Egyptian star Amina Khalil made waves this Ramadan with her role in the TV series Khali Balak Men Zizi (Take Care of Zizi). She brilliantly personified Zizi, a dysfunctional daughter who turns out to have Attention Deficit Hyperactivity Disorder (ADHD). Throughout her journey, we learn that once diagnosed, the disorder can be managed and the person struggling from it can thrive and blossom. Along the way, we also are exposed to several family dynamics, which many can identify with. eniGma’s Layla AbdelMaksoud sat down with Khalil to learn about how she prepared for the difficult role and to discuss her views on the disorder she came to shed light on.
How did you prepare for this role?
It was a very beautiful and complex journey creating this character. I took a series of steps to be able to bring the character to life. First and foremost, many of the answers to questions I had were already in the script which was written by Mariam Naoum, Mona El Shimy, and Nadia Amin. They gave me a lot of keys to the character in the script itself and I was very blessed to work with such a solid group of writers. Mona El Shimy is not only a writer but also a psychologist. The way that they wrote the script included notes within it, such as, “This is a trigger for ADHD patients.” So I would know how Zizi should act at such a moment.
I also did a lot of research using Google to better understand the disorder and I would observe people I knew with the diagnosis for inspiration. Director Karim El Shenawy also sat with me to discuss how we would build Zizi on a physical level, that is, her body language. For instance, throughout the show you won’t see Zizi sitting with her legs crossed – they are on the floor most of the time and slightly apart. She never sits in a feminine way and as a woman, this was difficult for me. I had to “unbecome” everything I am! Eventually and with time, I became Zizi and I got to know Zizi like the back of my hand. She’s inside me and she’s a part of me. Zizi was very challenging but at the same time, I fell in love with her from the moment that I read her character and I’m so empathetic towards her situation.
Did the idea of representing people with ADHD scare you? Were you afraid of getting it wrong?
I didn’t feel this way, You have to be confident when it comes to work, when you decide to take a leap of faith and do something different.

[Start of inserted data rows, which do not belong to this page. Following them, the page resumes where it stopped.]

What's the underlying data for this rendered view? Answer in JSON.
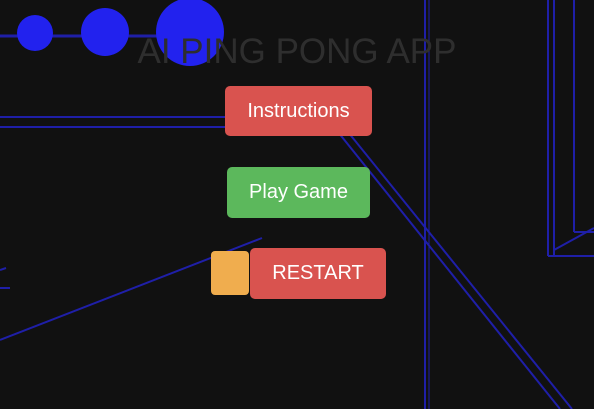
{
  "app": {
    "title": "AI PING PONG APP"
  },
  "buttons": {
    "instructions_label": "Instructions",
    "play_label": "Play Game",
    "restart_label": "RESTART"
  },
  "colors": {
    "background": "#111111",
    "title_text": "#2e2e2e",
    "instructions_button": "#d9534f",
    "play_button": "#5cb85c",
    "restart_button": "#d9534f",
    "side_square": "#f0ad4e",
    "line_color": "#1f1fa8",
    "ball_color": "#2222ee"
  }
}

I had to push myself as an actor, and as someone who’s going to shed light on this issue. I prepped well enough and everything that was done was based on facts as well as real people. That way no one could say: “People with ADHD going through a stressful situation don’t shake their leg,” for example. That’s not true, they do. They don’t necessarily have to shake their legs; some play with their fingers, some fiddle with something, but there is usually some sort of physical embodiment of the stress.
What did you love the most about Zizi?
How she still managed to hold on to the child inside her. She was put into very difficult and stressful situations in her life; she had dysfunctional parents, was unable to maintain a job, and went through a divorce. She doesn’t understand herself. All this and she didn’t turn bitter. There are moments where she’s playing with Siko and Miko or bonding with Tito and this is where the true Zizi came out, where she was just enjoying life. Her love for children and dying to be a mother is what’s beautiful about her.
What would you say is your favourite scene?
There are so many scenes I loved, but my favourite scene was with Farrag and Tyson (Mohamed Mamdouh) when Zizi was learning how to act. The dynamic between Farrag, Tyson, and me was personally very fun because we’re like family. When you act with someone for so long and you know each other and you’re friends, you start to understand how each person works. In this scene, Tyson could barely keep a straight face, the number of times that we would cut because we burst into laughter was countless.
The first three episodes were a whole sequence, was it hard to maintain the feelings and mentality of Zizi throughout the show since it was shot over weeks?
Honestly, it wasn’t really hard for me to find the continuity during the first three episodes because I became used to it. This comes with the job; the challenge wasn’t in that. With Zizi I had to take it moment by moment because, even if I’m doing a continuous scene, she is different in every moment. The clinic scene alone had an array of emotions from hopeful to disappointed to angry as she confronts Hisham.
Zizi was draining, all of it. I’m very emotionally stretched after this role and I’m very aware of it. It’s one thing to act, which is already emotionally challenging. But being Zizi is something even more challenging because all her feelings and physicality are extreme. She’s not talking, she’s screaming half the time and she’s shouting, she’s emotional, she’s so confrontational. And then there are times where she’s quiet, when sitting with Samy, her psychologist.
What do you think is the proper step to take to inform someone that they have ADHD?
I’m not a doctor so I don’t know the correct way. But I would ask if they need help and perhaps pass on a therapist’s number. The number of people who have approached me or reached out to me because of how similar they are to Zizi is amazing. Sometimes I cry reading their messages.